The Sportscar Vintage Racing Association (SVRA) has approved the AR tire for use in the 2014 Can-Am Mini Challenge Race and for the 2013 racing season.
For more information please visit the CMW website or contact Dyrk directly at 204-334-2415 Central Video: http://youtu.be/jBcMOdwdepQ
No Minis/MINIs were harmed in the filming of this ad!
It's Winter and I'm getting ready to start a few projects . . . .but before that, I thought I'd take a few pictures of Paddy's engine bay to show the progress that's been made up to this point..
Last Fall I decided to "clean up" the engine (motor) bay a bit by re-routing the fuel lines and upgrading the hoses to steel and wire braided. I also swapped out the after-market plastic fuel filter for a glass one with a bit more bling. The Lucas Sport Coil used to be located up on the firewall. I've relocated it to the more common (for Mini) location to the front of the motor.

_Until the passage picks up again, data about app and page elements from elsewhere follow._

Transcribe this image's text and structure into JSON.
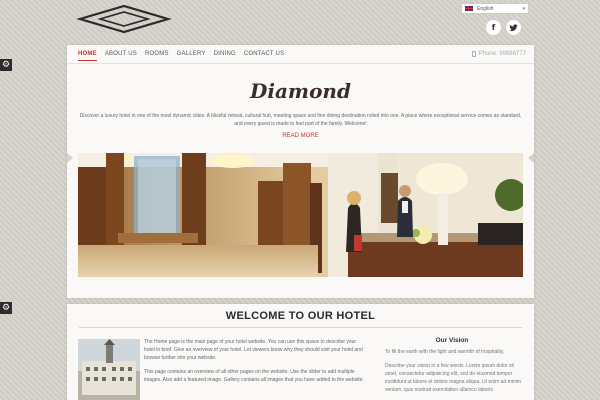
{
  "header": {
    "language": "English",
    "social": [
      "facebook-icon",
      "twitter-icon"
    ]
  },
  "nav": {
    "items": [
      {
        "label": "HOME",
        "active": true
      },
      {
        "label": "ABOUT US"
      },
      {
        "label": "ROOMS"
      },
      {
        "label": "GALLERY"
      },
      {
        "label": "DINING"
      },
      {
        "label": "CONTACT US"
      }
    ],
    "phone": "Phone: 99888777"
  },
  "hero": {
    "title": "Diamond",
    "intro": "Discover a luxury hotel in one of the most dynamic cities. A blissful retreat, cultural hub, meeting space and fine dining destination rolled into one. A place where exceptional service comes as standard, and every guest is made to feel part of the family. Welcome!",
    "read_more": "READ MORE"
  },
  "welcome": {
    "heading": "WELCOME TO OUR HOTEL",
    "p1": "The Home page is the main page of your hotel website. You can use this space to describe your hotel in brief. Give an overview of your hotel. Let viewers know why they should visit your hotel and browse further into your website.",
    "p2": "This page contains an overview of all other pages on the website. Use the slider to add multiple images. Also add a featured image. Gallery contains all images that you have added to the website."
  },
  "vision": {
    "heading": "Our Vision",
    "p1": "To fill the earth with the light and warmth of hospitality.",
    "p2": "Describe your vision in a few words. Lorem ipsum dolor sit amet, consectetur adipisicing elit, sed do eiusmod tempor incididunt ut labore et dolore magna aliqua. Ut enim ad minim veniam, quis nostrud exercitation ullamco laboris"
  },
  "colors": {
    "accent": "#c0392b",
    "background": "#d6d1cb"
  }
}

The oil breather can has been cleaned and repainted and a K&N breather filter has been fitted. I removed the large hose that used to connect the breather to the carburetor for a cleaner look. The stock tappet cover has been re-sprayed and new chrome bolts added. The SU HS4 carburettor dash pots were removed during the last tuning and given a polish with some aluminum metal polish.